## PROBLEM DETAILS
Go through the lines below. Copy those with "JSON".

[Website and app data records]
Start of Block
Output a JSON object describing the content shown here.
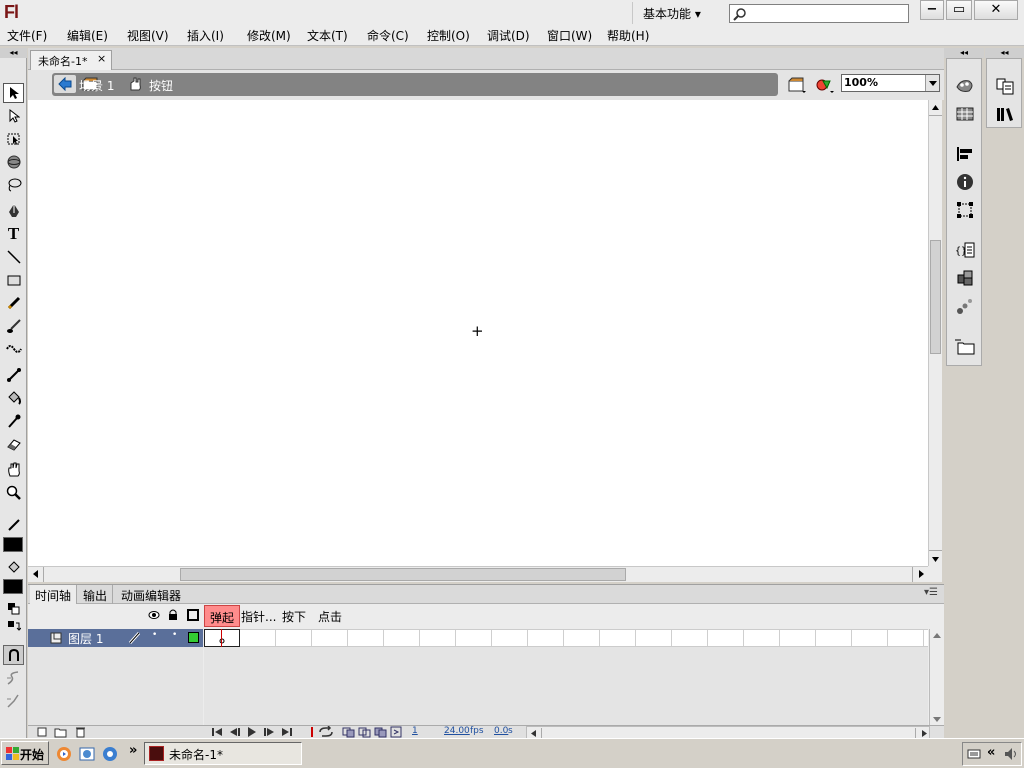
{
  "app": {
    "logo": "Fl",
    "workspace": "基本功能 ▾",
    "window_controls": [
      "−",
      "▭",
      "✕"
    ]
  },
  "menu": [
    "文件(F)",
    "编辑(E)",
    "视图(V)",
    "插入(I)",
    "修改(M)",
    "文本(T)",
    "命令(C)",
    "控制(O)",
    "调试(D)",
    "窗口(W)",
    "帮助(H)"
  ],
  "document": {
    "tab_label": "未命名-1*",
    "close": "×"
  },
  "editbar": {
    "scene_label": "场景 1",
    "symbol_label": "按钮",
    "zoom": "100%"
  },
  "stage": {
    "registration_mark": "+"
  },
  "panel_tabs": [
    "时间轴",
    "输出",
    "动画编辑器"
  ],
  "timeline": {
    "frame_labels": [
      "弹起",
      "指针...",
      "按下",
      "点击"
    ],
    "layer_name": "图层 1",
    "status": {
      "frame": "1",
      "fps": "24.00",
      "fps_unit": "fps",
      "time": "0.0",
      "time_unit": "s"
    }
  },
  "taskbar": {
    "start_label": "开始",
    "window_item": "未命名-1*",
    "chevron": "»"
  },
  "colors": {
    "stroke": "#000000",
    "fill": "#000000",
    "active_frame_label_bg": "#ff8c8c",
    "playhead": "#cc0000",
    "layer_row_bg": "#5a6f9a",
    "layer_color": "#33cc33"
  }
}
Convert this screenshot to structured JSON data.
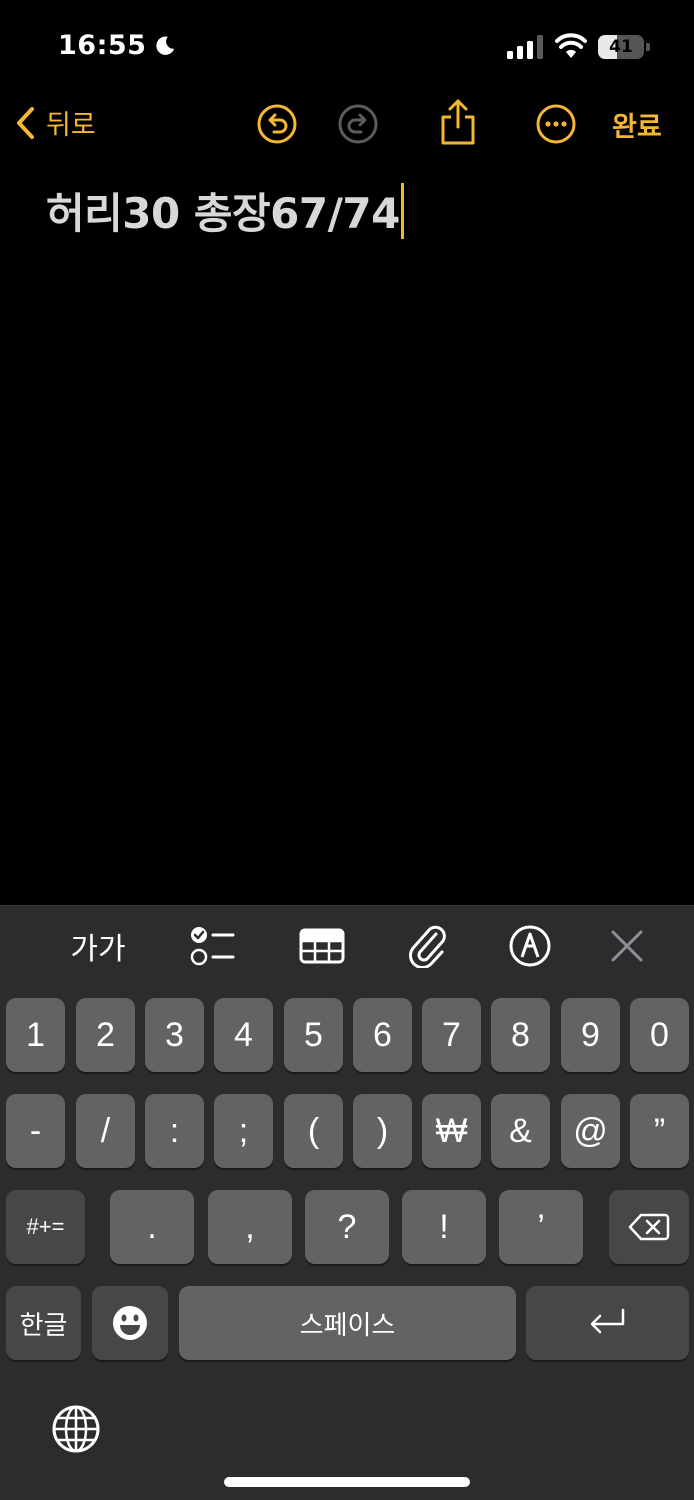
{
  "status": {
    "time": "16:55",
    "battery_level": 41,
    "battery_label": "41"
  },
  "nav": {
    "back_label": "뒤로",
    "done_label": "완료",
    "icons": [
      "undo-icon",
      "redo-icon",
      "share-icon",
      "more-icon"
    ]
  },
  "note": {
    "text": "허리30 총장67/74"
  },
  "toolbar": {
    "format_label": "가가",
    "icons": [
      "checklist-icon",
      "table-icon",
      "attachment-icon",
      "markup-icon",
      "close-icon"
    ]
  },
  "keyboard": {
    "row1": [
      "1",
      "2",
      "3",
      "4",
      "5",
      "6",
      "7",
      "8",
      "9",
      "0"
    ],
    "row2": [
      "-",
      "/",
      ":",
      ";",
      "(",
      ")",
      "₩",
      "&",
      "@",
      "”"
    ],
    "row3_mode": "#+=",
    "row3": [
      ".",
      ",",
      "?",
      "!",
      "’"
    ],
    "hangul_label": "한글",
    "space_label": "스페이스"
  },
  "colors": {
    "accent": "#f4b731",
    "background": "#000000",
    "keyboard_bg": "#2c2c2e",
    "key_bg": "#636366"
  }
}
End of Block
## ANSWER SECTION
Output a JSON object describing the content shown here.
Convert this screenshot to structured JSON data.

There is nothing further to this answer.